Like so many charity fundraisers in Key West this one is a chance to find a really silly costume and pose for the camera. I had left my hard hat at home and was thus obliged to keep my distance.
Cheyenne did her bit for the camera attracting some healthy interest.

I found an available corner at the Shrimp Sound building overlooking the melee. The dock in front of Schooner Wharf was like hot sticky pudding, filled with sweaty bodies rubbing off each other and the air was like custard and just as hard to breathe.

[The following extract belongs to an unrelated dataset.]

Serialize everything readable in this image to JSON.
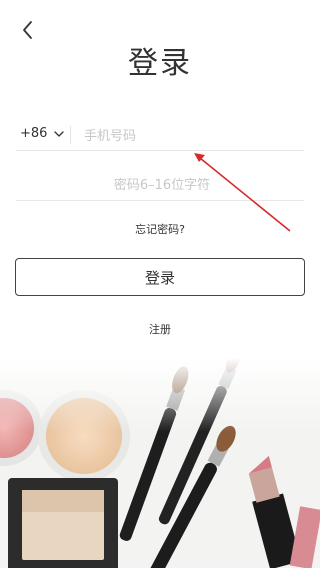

There were actually plenty of free seats with decent views of the boating if you looked for them because the commentary of Evalena Worthington and the DJ Hoebee was broadcast far and wide across the waters...The pleasure of the racing and the sinkings will be paid for later by some incautious souls.And whenever I wonder why people discriminate against big dogs I see a pooch in a crate on the back of a scooter or in someone's arms...And don't let's forget the pirates keeping an eye on things.I just stood there in the sun pondering the slow start watching people rushing hither and yon on Lazy Way Lane looking for the best spot to watch or perhaps to meet a friend or perhaps, as I was thinking of, to go home.There was a lady passing through the crowd selling poppies for Memorial Day, a reminder of the purpose of the event.And the first boats got going to much acclaim.One sank, one didn't......and it was time to go home and get some rest before the all too imminent start of a holiday night shift for me.